### Data excerpts
──────────

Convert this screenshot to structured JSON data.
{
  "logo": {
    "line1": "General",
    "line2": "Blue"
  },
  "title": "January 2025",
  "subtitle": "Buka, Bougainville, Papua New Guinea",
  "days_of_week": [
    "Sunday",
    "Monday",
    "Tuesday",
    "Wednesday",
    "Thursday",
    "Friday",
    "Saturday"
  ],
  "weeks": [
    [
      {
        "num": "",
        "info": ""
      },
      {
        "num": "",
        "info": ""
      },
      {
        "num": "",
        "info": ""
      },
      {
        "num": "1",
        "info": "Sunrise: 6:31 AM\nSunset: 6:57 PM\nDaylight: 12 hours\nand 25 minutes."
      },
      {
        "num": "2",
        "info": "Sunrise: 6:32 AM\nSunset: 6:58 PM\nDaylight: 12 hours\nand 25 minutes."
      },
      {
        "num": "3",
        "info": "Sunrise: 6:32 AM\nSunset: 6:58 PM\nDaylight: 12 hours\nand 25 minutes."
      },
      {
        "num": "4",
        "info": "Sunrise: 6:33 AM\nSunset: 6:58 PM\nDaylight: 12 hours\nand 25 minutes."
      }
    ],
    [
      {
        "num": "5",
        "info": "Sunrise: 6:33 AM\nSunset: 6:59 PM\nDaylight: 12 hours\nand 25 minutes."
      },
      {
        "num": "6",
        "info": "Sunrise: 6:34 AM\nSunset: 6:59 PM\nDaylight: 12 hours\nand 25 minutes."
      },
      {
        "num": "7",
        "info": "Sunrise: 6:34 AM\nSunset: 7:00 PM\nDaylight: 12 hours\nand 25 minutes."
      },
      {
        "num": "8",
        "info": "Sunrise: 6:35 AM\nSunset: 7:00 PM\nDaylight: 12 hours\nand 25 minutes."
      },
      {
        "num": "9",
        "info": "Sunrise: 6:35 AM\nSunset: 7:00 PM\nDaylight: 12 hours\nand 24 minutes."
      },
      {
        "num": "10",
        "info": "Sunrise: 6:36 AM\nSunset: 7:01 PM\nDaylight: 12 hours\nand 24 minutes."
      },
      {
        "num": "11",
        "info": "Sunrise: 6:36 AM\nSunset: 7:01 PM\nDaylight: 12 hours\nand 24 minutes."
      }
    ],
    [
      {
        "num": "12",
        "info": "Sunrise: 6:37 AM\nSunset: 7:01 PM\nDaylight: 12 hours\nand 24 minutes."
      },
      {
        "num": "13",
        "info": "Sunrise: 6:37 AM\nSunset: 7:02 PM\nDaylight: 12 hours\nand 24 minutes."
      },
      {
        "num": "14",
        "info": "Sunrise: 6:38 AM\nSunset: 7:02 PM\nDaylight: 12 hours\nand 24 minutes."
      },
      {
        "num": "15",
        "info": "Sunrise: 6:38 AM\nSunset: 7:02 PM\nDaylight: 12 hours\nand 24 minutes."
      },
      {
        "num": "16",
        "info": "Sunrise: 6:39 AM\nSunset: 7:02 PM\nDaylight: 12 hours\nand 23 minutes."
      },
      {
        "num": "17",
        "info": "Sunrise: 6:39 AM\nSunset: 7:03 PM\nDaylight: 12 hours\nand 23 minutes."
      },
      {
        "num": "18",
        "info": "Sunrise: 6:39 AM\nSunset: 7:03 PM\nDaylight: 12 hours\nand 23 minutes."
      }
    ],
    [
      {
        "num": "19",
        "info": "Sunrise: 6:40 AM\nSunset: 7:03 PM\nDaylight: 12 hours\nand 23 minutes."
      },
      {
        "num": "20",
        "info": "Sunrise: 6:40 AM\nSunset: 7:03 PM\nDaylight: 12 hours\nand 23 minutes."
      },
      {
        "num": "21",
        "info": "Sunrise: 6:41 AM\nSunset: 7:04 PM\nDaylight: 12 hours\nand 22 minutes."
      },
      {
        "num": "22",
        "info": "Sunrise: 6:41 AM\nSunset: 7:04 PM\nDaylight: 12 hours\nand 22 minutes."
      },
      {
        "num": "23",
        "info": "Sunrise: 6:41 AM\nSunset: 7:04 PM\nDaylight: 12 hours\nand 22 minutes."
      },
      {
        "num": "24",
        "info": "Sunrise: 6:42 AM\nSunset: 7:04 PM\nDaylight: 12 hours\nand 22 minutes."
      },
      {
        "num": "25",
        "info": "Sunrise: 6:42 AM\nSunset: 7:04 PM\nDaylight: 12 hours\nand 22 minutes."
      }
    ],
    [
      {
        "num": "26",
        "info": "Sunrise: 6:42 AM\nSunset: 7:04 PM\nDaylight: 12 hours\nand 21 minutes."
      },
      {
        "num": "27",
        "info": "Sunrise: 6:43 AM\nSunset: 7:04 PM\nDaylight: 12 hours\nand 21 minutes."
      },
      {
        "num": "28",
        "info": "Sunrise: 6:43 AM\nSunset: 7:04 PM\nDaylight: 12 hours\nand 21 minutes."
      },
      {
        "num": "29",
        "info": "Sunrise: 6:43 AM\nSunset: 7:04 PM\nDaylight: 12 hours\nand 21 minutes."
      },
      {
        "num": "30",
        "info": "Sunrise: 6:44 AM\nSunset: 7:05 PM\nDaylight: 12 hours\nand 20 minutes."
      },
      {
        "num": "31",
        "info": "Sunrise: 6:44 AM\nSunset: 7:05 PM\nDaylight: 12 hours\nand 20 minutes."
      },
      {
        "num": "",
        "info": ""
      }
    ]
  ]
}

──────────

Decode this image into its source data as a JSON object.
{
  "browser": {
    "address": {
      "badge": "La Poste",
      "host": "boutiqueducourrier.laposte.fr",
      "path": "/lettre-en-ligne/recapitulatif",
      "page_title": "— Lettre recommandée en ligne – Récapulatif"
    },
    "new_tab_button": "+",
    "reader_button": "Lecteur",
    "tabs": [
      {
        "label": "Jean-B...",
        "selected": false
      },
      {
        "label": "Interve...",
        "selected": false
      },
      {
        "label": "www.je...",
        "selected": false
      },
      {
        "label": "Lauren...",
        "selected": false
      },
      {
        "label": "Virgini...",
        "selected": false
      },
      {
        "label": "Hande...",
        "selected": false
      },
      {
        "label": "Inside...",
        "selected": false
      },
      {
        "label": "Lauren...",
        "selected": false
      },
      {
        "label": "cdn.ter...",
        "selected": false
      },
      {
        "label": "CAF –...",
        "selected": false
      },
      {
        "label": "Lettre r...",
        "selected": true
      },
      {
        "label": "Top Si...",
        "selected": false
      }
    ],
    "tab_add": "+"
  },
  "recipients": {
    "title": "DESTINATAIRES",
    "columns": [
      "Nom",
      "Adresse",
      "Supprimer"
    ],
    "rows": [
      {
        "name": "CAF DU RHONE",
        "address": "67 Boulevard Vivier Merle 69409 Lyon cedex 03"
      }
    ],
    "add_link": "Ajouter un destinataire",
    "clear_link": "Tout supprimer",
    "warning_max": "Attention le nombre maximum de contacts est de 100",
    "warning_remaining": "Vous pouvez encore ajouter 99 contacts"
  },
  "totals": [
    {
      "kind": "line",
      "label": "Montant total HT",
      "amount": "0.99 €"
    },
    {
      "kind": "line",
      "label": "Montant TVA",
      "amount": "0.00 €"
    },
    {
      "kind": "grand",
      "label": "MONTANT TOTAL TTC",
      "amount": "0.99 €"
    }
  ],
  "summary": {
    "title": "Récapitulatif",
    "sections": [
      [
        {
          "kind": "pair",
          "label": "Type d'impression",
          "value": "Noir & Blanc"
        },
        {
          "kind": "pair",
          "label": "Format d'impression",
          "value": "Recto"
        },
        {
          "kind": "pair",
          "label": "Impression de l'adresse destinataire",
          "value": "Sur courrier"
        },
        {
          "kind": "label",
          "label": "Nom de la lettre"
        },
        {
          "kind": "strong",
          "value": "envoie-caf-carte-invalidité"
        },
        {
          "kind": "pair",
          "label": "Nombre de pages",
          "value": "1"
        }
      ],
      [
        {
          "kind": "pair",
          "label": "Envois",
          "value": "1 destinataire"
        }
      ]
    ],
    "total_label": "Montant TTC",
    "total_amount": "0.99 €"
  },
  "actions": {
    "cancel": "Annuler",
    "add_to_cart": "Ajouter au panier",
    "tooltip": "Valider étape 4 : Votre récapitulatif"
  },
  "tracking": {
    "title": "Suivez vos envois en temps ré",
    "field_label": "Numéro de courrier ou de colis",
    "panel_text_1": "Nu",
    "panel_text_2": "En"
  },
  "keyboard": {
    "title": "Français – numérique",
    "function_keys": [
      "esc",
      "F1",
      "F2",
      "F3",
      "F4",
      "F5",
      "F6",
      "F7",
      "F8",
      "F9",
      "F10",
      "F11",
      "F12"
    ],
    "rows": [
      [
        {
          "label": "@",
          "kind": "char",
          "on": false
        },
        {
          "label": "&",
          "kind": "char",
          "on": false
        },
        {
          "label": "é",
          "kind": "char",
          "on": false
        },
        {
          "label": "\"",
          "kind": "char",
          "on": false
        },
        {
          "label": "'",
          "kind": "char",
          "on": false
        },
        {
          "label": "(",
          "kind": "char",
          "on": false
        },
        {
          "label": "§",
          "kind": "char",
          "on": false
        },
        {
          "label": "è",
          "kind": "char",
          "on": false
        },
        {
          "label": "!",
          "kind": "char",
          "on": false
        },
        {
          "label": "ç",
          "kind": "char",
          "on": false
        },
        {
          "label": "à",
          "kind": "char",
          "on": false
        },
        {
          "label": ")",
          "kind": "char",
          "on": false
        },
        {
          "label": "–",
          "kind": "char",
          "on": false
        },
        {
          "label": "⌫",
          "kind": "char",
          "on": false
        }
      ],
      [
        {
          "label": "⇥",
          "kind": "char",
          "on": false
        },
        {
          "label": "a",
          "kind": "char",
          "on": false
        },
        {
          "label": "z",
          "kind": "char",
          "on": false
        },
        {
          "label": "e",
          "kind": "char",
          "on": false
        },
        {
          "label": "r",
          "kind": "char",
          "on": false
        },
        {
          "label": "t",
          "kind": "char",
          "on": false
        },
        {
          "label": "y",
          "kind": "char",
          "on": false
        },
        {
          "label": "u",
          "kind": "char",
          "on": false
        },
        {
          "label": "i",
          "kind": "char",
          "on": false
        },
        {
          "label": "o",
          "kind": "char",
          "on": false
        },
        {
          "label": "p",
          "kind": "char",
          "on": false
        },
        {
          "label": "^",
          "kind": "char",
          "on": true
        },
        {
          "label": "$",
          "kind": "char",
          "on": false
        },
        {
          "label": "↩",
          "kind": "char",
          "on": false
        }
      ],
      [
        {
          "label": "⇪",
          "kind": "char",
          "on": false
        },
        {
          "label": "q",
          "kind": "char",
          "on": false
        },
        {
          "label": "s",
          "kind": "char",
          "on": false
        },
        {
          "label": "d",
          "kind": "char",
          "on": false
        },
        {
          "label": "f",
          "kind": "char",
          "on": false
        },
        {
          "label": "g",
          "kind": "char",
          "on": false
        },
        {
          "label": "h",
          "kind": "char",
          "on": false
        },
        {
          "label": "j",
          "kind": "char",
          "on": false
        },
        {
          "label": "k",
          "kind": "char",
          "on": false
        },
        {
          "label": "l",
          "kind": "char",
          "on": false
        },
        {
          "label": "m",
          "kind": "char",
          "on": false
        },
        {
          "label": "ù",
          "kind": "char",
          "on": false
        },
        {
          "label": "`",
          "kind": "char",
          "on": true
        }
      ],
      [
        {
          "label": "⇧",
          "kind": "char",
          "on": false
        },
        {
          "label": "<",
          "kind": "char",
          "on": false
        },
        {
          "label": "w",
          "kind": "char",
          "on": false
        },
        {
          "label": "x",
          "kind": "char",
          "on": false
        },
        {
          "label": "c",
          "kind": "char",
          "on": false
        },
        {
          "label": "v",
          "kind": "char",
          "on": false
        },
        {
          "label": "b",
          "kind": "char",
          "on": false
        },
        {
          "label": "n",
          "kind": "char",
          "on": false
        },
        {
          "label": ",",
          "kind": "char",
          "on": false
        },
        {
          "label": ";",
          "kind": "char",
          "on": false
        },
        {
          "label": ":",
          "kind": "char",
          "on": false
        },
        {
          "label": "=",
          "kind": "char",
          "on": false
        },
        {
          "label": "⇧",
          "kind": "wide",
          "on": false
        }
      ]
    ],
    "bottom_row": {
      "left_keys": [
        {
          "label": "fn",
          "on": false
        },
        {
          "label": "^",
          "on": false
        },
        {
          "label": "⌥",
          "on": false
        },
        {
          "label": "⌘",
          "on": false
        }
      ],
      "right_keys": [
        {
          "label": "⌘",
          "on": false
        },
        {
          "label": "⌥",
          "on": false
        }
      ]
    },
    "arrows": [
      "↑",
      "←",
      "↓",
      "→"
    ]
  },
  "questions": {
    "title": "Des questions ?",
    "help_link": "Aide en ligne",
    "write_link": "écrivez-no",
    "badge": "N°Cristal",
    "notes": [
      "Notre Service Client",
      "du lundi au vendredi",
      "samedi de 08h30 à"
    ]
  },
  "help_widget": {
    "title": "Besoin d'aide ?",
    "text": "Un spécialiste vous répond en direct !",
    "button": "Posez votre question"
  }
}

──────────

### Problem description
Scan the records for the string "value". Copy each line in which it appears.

### Result below
          "value": "Noir & Blanc"
          "value": "Recto"
          "value": "Sur courrier"
          "value": "envoie-caf-carte-invalidité"
          "value": "1"
          "value": "1 destinataire"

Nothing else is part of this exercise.